Dear users, today we have a very personal request. We have decided to offer our learning materials free of charge because we believe in an open, pluralist economic science that is available to everyone, worldwide. We do this without advertising because we want to remain independent of commercial interests. But our commitment to independence and open access also has its price. Every year we have large costs for programming, staff and to support our authors. If everyone reading this gave a small amount, we could keep Exploring Economics thriving for years to come - but 99% of our users don't give. So today we ask you to protect Exploring Economics's independence. The heart and soul of Exploring Economics is a community of people working to bring you unlimited access to high-qualitiy, economic learning and teaching material. Please take just a few moments to help us keep Exploring Economics going. Thank you!
We are a registered non-profit organization | Bank account: Netzwerk Plurale Ökonomik e.V., IBAN: DE91 4306 0967 6037 9737 00, SWIFT-BIC: GENODEM1GLS | Imprint
Social experiments to fight poverty
TED Talks, 2010
Esther Duflo discusses the fact that in social policy one cannot check the big questions, i.e. whether development assistance as an aggregate is helpful, because there is no counterfactual. She then suggests to focus on smaller questions such as what prevents or incentiveses people from immunizing their kids or whether mosquito bednets should be distributed for free. These questions can be answered by using randomized control trials as in the medical sciences.
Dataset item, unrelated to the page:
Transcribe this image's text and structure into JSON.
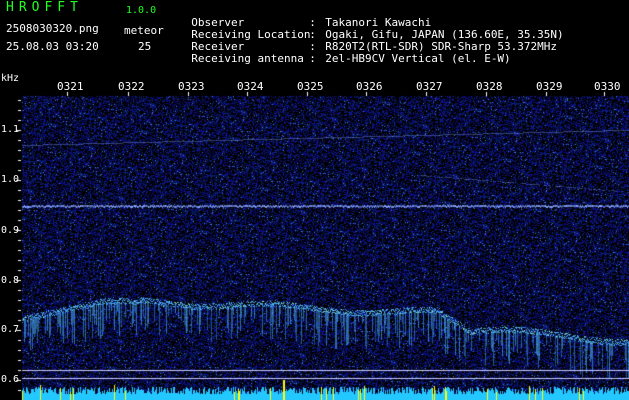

Thus, she argues, by bringing the experimental method to social policy analysis better decisions as to where allocate funds can be made.